▸ Instructions to follow
Retyping the entries exactly is all that is required.

***** Dataset excerpts

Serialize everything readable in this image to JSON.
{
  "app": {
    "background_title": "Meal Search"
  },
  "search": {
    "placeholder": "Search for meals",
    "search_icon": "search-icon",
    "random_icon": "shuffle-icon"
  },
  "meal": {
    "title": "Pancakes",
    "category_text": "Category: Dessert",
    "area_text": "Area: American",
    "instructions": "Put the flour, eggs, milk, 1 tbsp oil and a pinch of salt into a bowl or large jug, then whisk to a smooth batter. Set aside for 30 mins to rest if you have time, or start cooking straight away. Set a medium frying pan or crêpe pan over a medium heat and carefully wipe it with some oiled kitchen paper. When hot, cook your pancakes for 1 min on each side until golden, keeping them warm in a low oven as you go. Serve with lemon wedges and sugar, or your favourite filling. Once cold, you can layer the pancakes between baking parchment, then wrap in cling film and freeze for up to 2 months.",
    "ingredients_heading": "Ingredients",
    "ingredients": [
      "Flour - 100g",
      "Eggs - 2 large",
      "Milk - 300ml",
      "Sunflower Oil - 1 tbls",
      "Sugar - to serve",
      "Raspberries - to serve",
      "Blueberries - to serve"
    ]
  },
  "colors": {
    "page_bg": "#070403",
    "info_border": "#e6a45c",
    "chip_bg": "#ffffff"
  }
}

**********

▸ Task answer
Serialize everything readable in this image to JSON.
{
  "app": {
    "background_title": "Meal Search"
  },
  "search": {
    "placeholder": "Search for meals",
    "search_icon": "search-icon",
    "random_icon": "shuffle-icon"
  },
  "meal": {
    "title": "Pancakes",
    "category_text": "Category: Dessert",
    "area_text": "Area: American",
    "instructions": "Put the flour, eggs, milk, 1 tbsp oil and a pinch of salt into a bowl or large jug, then whisk to a smooth batter. Set aside for 30 mins to rest if you have time, or start cooking straight away. Set a medium frying pan or crêpe pan over a medium heat and carefully wipe it with some oiled kitchen paper. When hot, cook your pancakes for 1 min on each side until golden, keeping them warm in a low oven as you go. Serve with lemon wedges and sugar, or your favourite filling. Once cold, you can layer the pancakes between baking parchment, then wrap in cling film and freeze for up to 2 months.",
    "ingredients_heading": "Ingredients",
    "ingredients": [
      "Flour - 100g",
      "Eggs - 2 large",
      "Milk - 300ml",
      "Sunflower Oil - 1 tbls",
      "Sugar - to serve",
      "Raspberries - to serve",
      "Blueberries - to serve"
    ]
  },
  "colors": {
    "page_bg": "#070403",
    "info_border": "#e6a45c",
    "chip_bg": "#ffffff"
  }
}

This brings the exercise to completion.